The mistreatment Smith refers to is the compulsory sterilization and the physical and sexual abuse that happened at the facility during much of the 20th century.
In 1948, six boys held at the facility were sterilized, according to the Biennial Report of the Eugenics Board of North Carolina, 1950. These procedures were authorized by the Eugenics Board in collaboration with the nationwide fight against feeblemindedness that resulted in the compulsory sterilization of over 60,000 individuals. S.G. Hawfield, who was superintendent of the school and resigned just before the sterilizations began, wrote in his book “History of the Stonewall Jackson Manual Training and Industrial School” that the statistics on the educational distribution of the boys at the school in the early 1940s show, “a great amount of retardation in school among the boys who have been enrolled here.” According to his book, 283 of the 323 inmates, 87 percent, in 1944 were classified as “retarded.”
The old campus is not completely out of use, either. The facility currently has a pet therapy program, where rescued dogs are used to rehabilitate the at-risk youth of the center. This program started in 1992, and is one of the longest running programs in the state’s juvenile justice program. There are five dogs in the program today, housed in a concrete shelter on the old campus. The animals serve as a learning opportunity for the boys in the facility, who learn about state cruelty laws, how to care for the animals and how to administer basic first aid. The program also allows them to just play with the dogs, and perhaps receive unconditional affection that they may not get otherwise.
“It was started by Stonewall Jackson staff for the purpose of providing juveniles with the opportunity to work together as a team and provide them with an additional meaningful activity. Since that time it has become much more of a kennel management activity, meaning that the juveniles assist in the care and upkeep of the dogs as opposed to an actual clinical intervention,” said Brown.
There is also a horticulture and aquaponic program at the facility, operated out of the greenhouses on campus.
“The very nature of the treatment program here at Stonewall Jackson is in and of itself therapeutic and designed to rehabilitate the youth,” he said.

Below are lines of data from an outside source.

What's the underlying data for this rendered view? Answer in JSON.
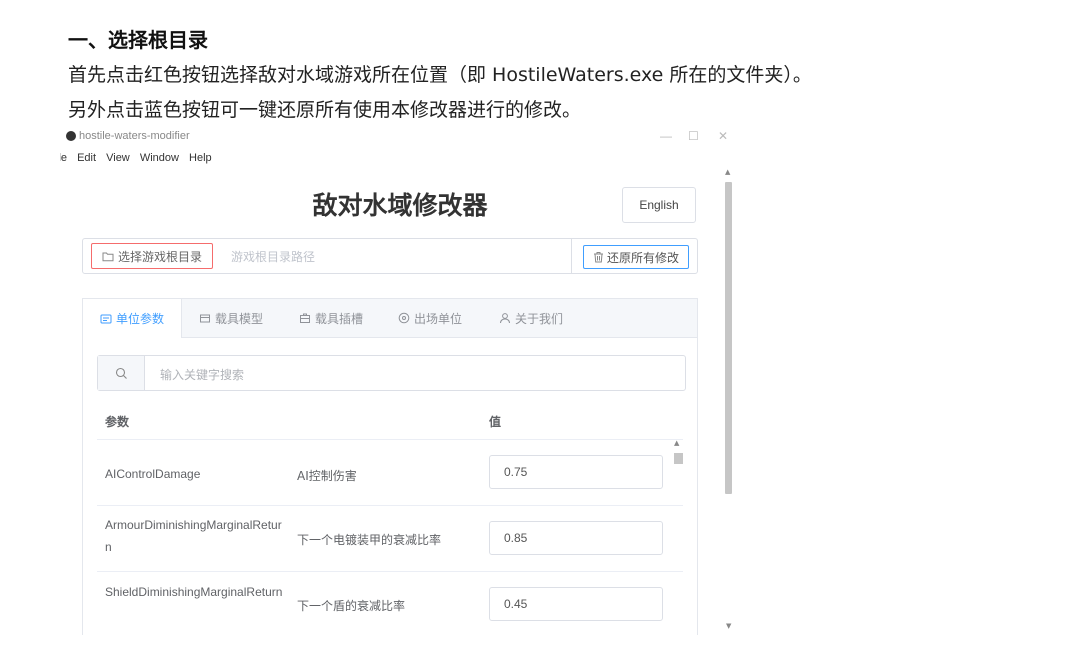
{
  "doc": {
    "heading": "一、选择根目录",
    "line1": "首先点击红色按钮选择敌对水域游戏所在位置（即 HostileWaters.exe 所在的文件夹）。",
    "line2": "另外点击蓝色按钮可一键还原所有使用本修改器进行的修改。"
  },
  "window": {
    "title": "hostile-waters-modifier",
    "controls": {
      "minimize": "—",
      "maximize": "☐",
      "close": "✕"
    },
    "menu": [
      "ile",
      "Edit",
      "View",
      "Window",
      "Help"
    ]
  },
  "app": {
    "title": "敌对水域修改器",
    "language_button": "English",
    "choose_root_button": "选择游戏根目录",
    "path_placeholder": "游戏根目录路径",
    "restore_button": "还原所有修改",
    "tabs": [
      {
        "label": "单位参数",
        "icon": "tag-icon"
      },
      {
        "label": "载具模型",
        "icon": "box-icon"
      },
      {
        "label": "载具插槽",
        "icon": "briefcase-icon"
      },
      {
        "label": "出场单位",
        "icon": "compass-icon"
      },
      {
        "label": "关于我们",
        "icon": "user-icon"
      }
    ],
    "active_tab": 0,
    "search_placeholder": "输入关键字搜索",
    "table": {
      "headers": [
        "参数",
        "值"
      ],
      "rows": [
        {
          "name": "AIControlDamage",
          "desc": "AI控制伤害",
          "value": "0.75"
        },
        {
          "name": "ArmourDiminishingMarginalReturn",
          "desc": "下一个电镀装甲的衰减比率",
          "value": "0.85"
        },
        {
          "name": "ShieldDiminishingMarginalReturn",
          "desc": "下一个盾的衰减比率",
          "value": "0.45"
        }
      ]
    }
  },
  "colors": {
    "accent": "#409eff",
    "danger": "#f56c6c",
    "border": "#dcdfe6"
  }
}
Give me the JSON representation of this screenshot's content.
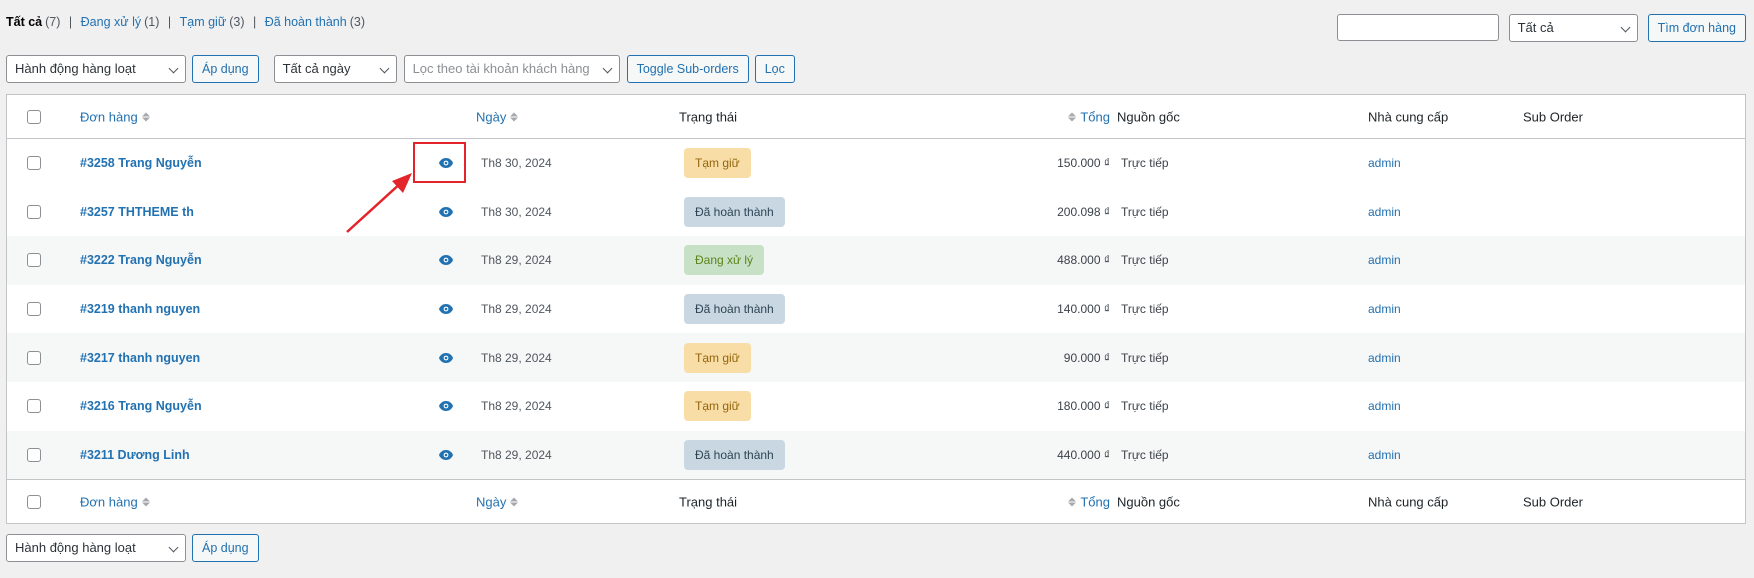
{
  "status_filter": {
    "items": [
      {
        "label": "Tất cả",
        "count": "(7)",
        "current": true
      },
      {
        "label": "Đang xử lý",
        "count": "(1)",
        "current": false
      },
      {
        "label": "Tạm giữ",
        "count": "(3)",
        "current": false
      },
      {
        "label": "Đã hoàn thành",
        "count": "(3)",
        "current": false
      }
    ],
    "separator": "|"
  },
  "search": {
    "input_value": "",
    "filter_select": "Tất cả",
    "button_label": "Tìm đơn hàng"
  },
  "top_nav": {
    "bulk_action": "Hành động hàng loạt",
    "apply_label": "Áp dụng",
    "date_filter": "Tất cả ngày",
    "customer_filter_placeholder": "Lọc theo tài khoản khách hàng",
    "toggle_suborders_label": "Toggle Sub-orders",
    "filter_label": "Lọc"
  },
  "bottom_nav": {
    "bulk_action": "Hành động hàng loạt",
    "apply_label": "Áp dụng"
  },
  "columns": {
    "order": "Đơn hàng",
    "date": "Ngày",
    "status": "Trạng thái",
    "total": "Tổng",
    "origin": "Nguồn gốc",
    "vendor": "Nhà cung cấp",
    "sub_order": "Sub Order"
  },
  "orders": [
    {
      "order": "#3258 Trang Nguyễn",
      "date": "Th8 30, 2024",
      "status": "Tạm giữ",
      "status_type": "on-hold",
      "total": "150.000 ₫",
      "origin": "Trực tiếp",
      "vendor": "admin"
    },
    {
      "order": "#3257 THTHEME th",
      "date": "Th8 30, 2024",
      "status": "Đã hoàn thành",
      "status_type": "completed",
      "total": "200.098 ₫",
      "origin": "Trực tiếp",
      "vendor": "admin"
    },
    {
      "order": "#3222 Trang Nguyễn",
      "date": "Th8 29, 2024",
      "status": "Đang xử lý",
      "status_type": "processing",
      "total": "488.000 ₫",
      "origin": "Trực tiếp",
      "vendor": "admin"
    },
    {
      "order": "#3219 thanh nguyen",
      "date": "Th8 29, 2024",
      "status": "Đã hoàn thành",
      "status_type": "completed",
      "total": "140.000 ₫",
      "origin": "Trực tiếp",
      "vendor": "admin"
    },
    {
      "order": "#3217 thanh nguyen",
      "date": "Th8 29, 2024",
      "status": "Tạm giữ",
      "status_type": "on-hold",
      "total": "90.000 ₫",
      "origin": "Trực tiếp",
      "vendor": "admin"
    },
    {
      "order": "#3216 Trang Nguyễn",
      "date": "Th8 29, 2024",
      "status": "Tạm giữ",
      "status_type": "on-hold",
      "total": "180.000 ₫",
      "origin": "Trực tiếp",
      "vendor": "admin"
    },
    {
      "order": "#3211 Dương Linh",
      "date": "Th8 29, 2024",
      "status": "Đã hoàn thành",
      "status_type": "completed",
      "total": "440.000 ₫",
      "origin": "Trực tiếp",
      "vendor": "admin"
    }
  ],
  "icons": {
    "preview": "eye-icon",
    "sort": "sort-arrows-icon",
    "dropdown": "chevron-down-icon"
  },
  "colors": {
    "link": "#2271b1",
    "on_hold_bg": "#f8dda7",
    "processing_bg": "#c6e1c6",
    "completed_bg": "#c8d7e1",
    "annotation": "#e3242b"
  }
}
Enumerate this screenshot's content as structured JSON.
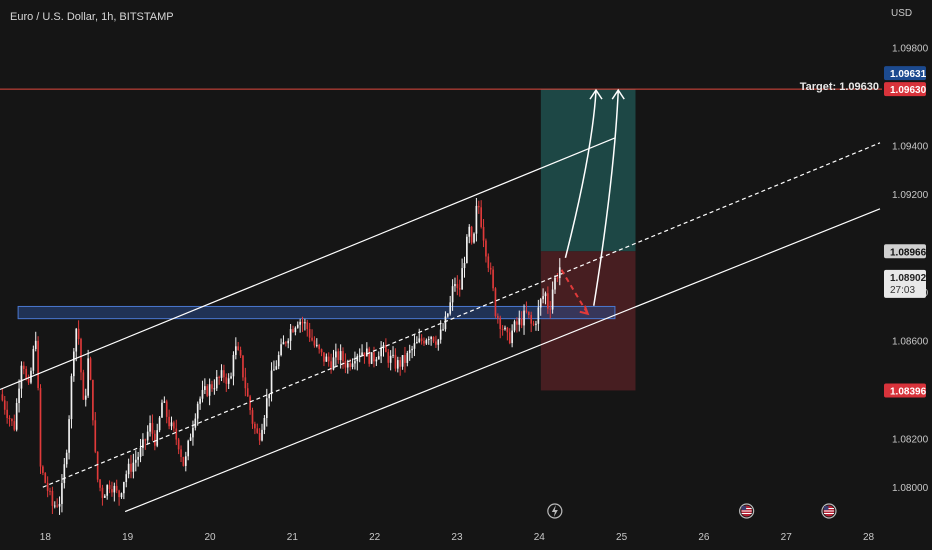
{
  "header": {
    "title": "Euro / U.S. Dollar, 1h, BITSTAMP",
    "currency": "USD"
  },
  "colors": {
    "background": "#151515",
    "up": "#f2f2f2",
    "down": "#e03a3a",
    "target_line": "#e0493e",
    "channel": "#ffffff",
    "zone": "#2a4a8a",
    "profit_box": "#1e4a48",
    "loss_box": "#4a1f22",
    "tag_blue": "#1c4a8f",
    "tag_red": "#d8333b",
    "tag_gray": "#d0d0d0"
  },
  "annotations": {
    "target_label": "Target: 1.09630",
    "target_price": 1.0963,
    "target_tag": "1.09630",
    "last_high_tag": "1.09631",
    "stop_tag": "1.08396",
    "entry_tag": "1.08966",
    "current_price": "1.08902",
    "countdown": "27:03",
    "zone_low": 1.0869,
    "zone_high": 1.0874,
    "position_entry": 1.08966,
    "position_target": 1.0963,
    "position_stop": 1.08396
  },
  "icons": [
    "lightning-event-icon",
    "us-flag-event-icon",
    "us-flag-event-icon"
  ],
  "chart_data": {
    "type": "candlestick",
    "title": "Euro / U.S. Dollar, 1h, BITSTAMP",
    "y_axis_unit": "USD",
    "y_ticks": [
      "1.09800",
      "1.09400",
      "1.09200",
      "1.08800",
      "1.08600",
      "1.08200",
      "1.08000"
    ],
    "y_tick_values": [
      1.098,
      1.094,
      1.092,
      1.088,
      1.086,
      1.082,
      1.08
    ],
    "x_ticks": [
      "18",
      "19",
      "20",
      "21",
      "22",
      "23",
      "24",
      "25",
      "26",
      "27",
      "28"
    ],
    "x_tick_days": [
      18,
      19,
      20,
      21,
      22,
      23,
      24,
      25,
      26,
      27,
      28
    ],
    "xlim_days": [
      17.48,
      28.17
    ],
    "ylim": [
      1.07845,
      1.09995
    ],
    "closes": [
      [
        17.48,
        1.0838
      ],
      [
        17.65,
        1.0824
      ],
      [
        17.75,
        1.0855
      ],
      [
        17.82,
        1.0838
      ],
      [
        17.92,
        1.0864
      ],
      [
        17.97,
        1.0808
      ],
      [
        18.05,
        1.08
      ],
      [
        18.12,
        1.0792
      ],
      [
        18.22,
        1.0795
      ],
      [
        18.3,
        1.082
      ],
      [
        18.38,
        1.086
      ],
      [
        18.42,
        1.0868
      ],
      [
        18.5,
        1.083
      ],
      [
        18.55,
        1.0852
      ],
      [
        18.6,
        1.0835
      ],
      [
        18.65,
        1.0805
      ],
      [
        18.72,
        1.0797
      ],
      [
        18.82,
        1.0802
      ],
      [
        18.92,
        1.0796
      ],
      [
        19.0,
        1.0805
      ],
      [
        19.1,
        1.081
      ],
      [
        19.2,
        1.0815
      ],
      [
        19.3,
        1.0825
      ],
      [
        19.38,
        1.0818
      ],
      [
        19.45,
        1.0835
      ],
      [
        19.55,
        1.0825
      ],
      [
        19.65,
        1.0818
      ],
      [
        19.72,
        1.0808
      ],
      [
        19.8,
        1.0823
      ],
      [
        19.88,
        1.0835
      ],
      [
        20.0,
        1.084
      ],
      [
        20.1,
        1.0843
      ],
      [
        20.2,
        1.0846
      ],
      [
        20.28,
        1.0842
      ],
      [
        20.32,
        1.0858
      ],
      [
        20.4,
        1.0852
      ],
      [
        20.48,
        1.0838
      ],
      [
        20.56,
        1.0825
      ],
      [
        20.62,
        1.082
      ],
      [
        20.7,
        1.0832
      ],
      [
        20.78,
        1.0845
      ],
      [
        20.85,
        1.0852
      ],
      [
        20.92,
        1.0858
      ],
      [
        21.0,
        1.0864
      ],
      [
        21.1,
        1.0869
      ],
      [
        21.2,
        1.0866
      ],
      [
        21.3,
        1.0858
      ],
      [
        21.4,
        1.0853
      ],
      [
        21.5,
        1.0851
      ],
      [
        21.6,
        1.0854
      ],
      [
        21.7,
        1.085
      ],
      [
        21.8,
        1.0855
      ],
      [
        21.9,
        1.0856
      ],
      [
        22.0,
        1.0852
      ],
      [
        22.1,
        1.0857
      ],
      [
        22.2,
        1.0853
      ],
      [
        22.3,
        1.085
      ],
      [
        22.4,
        1.0852
      ],
      [
        22.5,
        1.0857
      ],
      [
        22.6,
        1.086
      ],
      [
        22.7,
        1.0863
      ],
      [
        22.8,
        1.086
      ],
      [
        22.88,
        1.0866
      ],
      [
        22.95,
        1.0875
      ],
      [
        23.0,
        1.0885
      ],
      [
        23.05,
        1.0878
      ],
      [
        23.1,
        1.089
      ],
      [
        23.18,
        1.0905
      ],
      [
        23.22,
        1.0895
      ],
      [
        23.28,
        1.0918
      ],
      [
        23.32,
        1.091
      ],
      [
        23.38,
        1.0898
      ],
      [
        23.45,
        1.0885
      ],
      [
        23.5,
        1.0872
      ],
      [
        23.58,
        1.0866
      ],
      [
        23.65,
        1.086
      ],
      [
        23.72,
        1.0865
      ],
      [
        23.8,
        1.0868
      ],
      [
        23.88,
        1.0871
      ],
      [
        23.95,
        1.0865
      ],
      [
        24.0,
        1.087
      ],
      [
        24.05,
        1.0876
      ],
      [
        24.1,
        1.088
      ],
      [
        24.15,
        1.0872
      ],
      [
        24.2,
        1.0883
      ],
      [
        24.28,
        1.08902
      ]
    ],
    "overlays": {
      "horizontal_line": 1.0963,
      "channel_upper": [
        [
          17.48,
          1.084
        ],
        [
          24.95,
          1.0943
        ]
      ],
      "channel_mid": [
        [
          18.0,
          1.08
        ],
        [
          28.17,
          1.0941
        ]
      ],
      "channel_lower": [
        [
          19.0,
          1.079
        ],
        [
          28.17,
          1.0914
        ]
      ],
      "support_zone": [
        1.0869,
        1.0874
      ],
      "support_zone_days": [
        17.7,
        24.95
      ]
    }
  }
}
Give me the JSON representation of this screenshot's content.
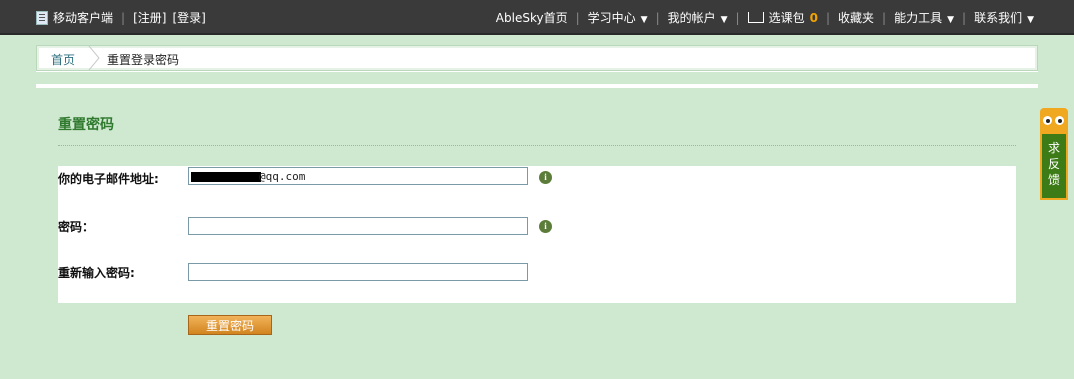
{
  "topbar": {
    "mobile": "移动客户端",
    "register": "[注册]",
    "login": "[登录]",
    "home": "AbleSky首页",
    "learning_center": "学习中心",
    "my_account": "我的帐户",
    "cart_label": "选课包",
    "cart_count": "0",
    "favorites": "收藏夹",
    "tools": "能力工具",
    "contact": "联系我们"
  },
  "breadcrumb": {
    "home": "首页",
    "current": "重置登录密码"
  },
  "form": {
    "title": "重置密码",
    "email_label": "你的电子邮件地址:",
    "email_value": "@qq.com",
    "password_label": "密码：",
    "confirm_label": "重新输入密码:",
    "submit_label": "重置密码"
  },
  "feedback": {
    "label": "求反馈"
  }
}
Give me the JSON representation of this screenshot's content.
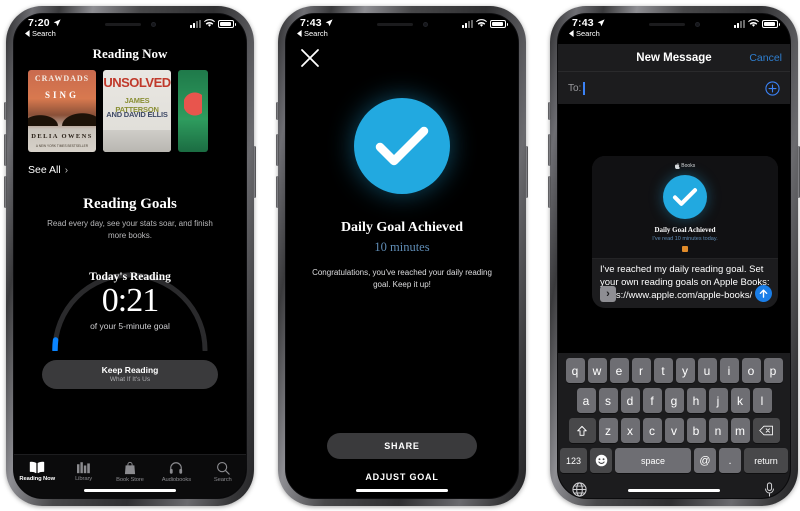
{
  "phone1": {
    "status": {
      "time": "7:20",
      "back_label": "Search",
      "location_icon": "location-arrow-icon"
    },
    "title": "Reading Now",
    "books": [
      {
        "title_top": "CRAWDADS",
        "title_mid": "SING",
        "author": "DELIA OWENS",
        "blurb": "A NEW YORK TIMES BESTSELLER"
      },
      {
        "title": "UNSOLVED",
        "author_line1": "JAMES PATTERSON",
        "author_line2": "AND DAVID ELLIS"
      },
      {
        "title": ""
      }
    ],
    "see_all": "See All",
    "goals_heading": "Reading Goals",
    "goals_sub": "Read every day, see your stats soar, and finish more books.",
    "ring": {
      "label": "Today's Reading",
      "value": "0:21",
      "of_text": "of your 5-minute goal",
      "progress_percent": 7,
      "accent": "#0a84ff"
    },
    "keep_button": {
      "title": "Keep Reading",
      "subtitle": "What If It's Us"
    },
    "tabs": [
      {
        "label": "Reading Now",
        "icon": "open-book-icon",
        "active": true
      },
      {
        "label": "Library",
        "icon": "books-shelf-icon",
        "active": false
      },
      {
        "label": "Book Store",
        "icon": "shopping-bag-icon",
        "active": false
      },
      {
        "label": "Audiobooks",
        "icon": "headphones-icon",
        "active": false
      },
      {
        "label": "Search",
        "icon": "search-icon",
        "active": false
      }
    ]
  },
  "phone2": {
    "status": {
      "time": "7:43",
      "back_label": "Search",
      "location_icon": "location-arrow-icon"
    },
    "close_icon": "close-x-icon",
    "check_icon": "checkmark-icon",
    "heading": "Daily Goal Achieved",
    "minutes": "10 minutes",
    "body": "Congratulations, you've reached your daily reading goal. Keep it up!",
    "share_button": "SHARE",
    "adjust_button": "ADJUST GOAL",
    "accent": "#22a9e0",
    "minutes_color": "#5f8cb5"
  },
  "phone3": {
    "status": {
      "time": "7:43",
      "back_label": "Search",
      "location_icon": "location-arrow-icon"
    },
    "nav": {
      "title": "New Message",
      "cancel": "Cancel",
      "cancel_color": "#2f7fd0"
    },
    "to_field": {
      "label": "To:",
      "value": "",
      "add_contact_icon": "plus-circle-icon"
    },
    "card": {
      "brand": "Books",
      "brand_icon": "apple-logo-icon",
      "heading": "Daily Goal Achieved",
      "subtitle": "I've read 10 minutes today."
    },
    "message_text": "I've reached my daily reading goal. Set your own reading goals on Apple Books: https://www.apple.com/apple-books/",
    "expand_icon": "chevron-right-icon",
    "send_icon": "send-arrow-up-icon",
    "keyboard": {
      "row1": [
        "q",
        "w",
        "e",
        "r",
        "t",
        "y",
        "u",
        "i",
        "o",
        "p"
      ],
      "row2": [
        "a",
        "s",
        "d",
        "f",
        "g",
        "h",
        "j",
        "k",
        "l"
      ],
      "row3": {
        "shift": "shift-icon",
        "keys": [
          "z",
          "x",
          "c",
          "v",
          "b",
          "n",
          "m"
        ],
        "backspace": "backspace-icon"
      },
      "row4": {
        "numbers": "123",
        "emoji": "emoji-icon",
        "space": "space",
        "at": "@",
        "period": ".",
        "return": "return"
      },
      "bottom": {
        "globe": "globe-icon",
        "mic": "microphone-icon"
      }
    }
  }
}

While the facility harbors a dark past, both members of the community and those who work at the facility look toward the future. New programs hope to help the boys sentenced to the correctional center today, men victimized by the horrors of mistreatment share their stories and the ivy continues to twist along the walls that stand as crumbling monuments to those who died before their stories could be public.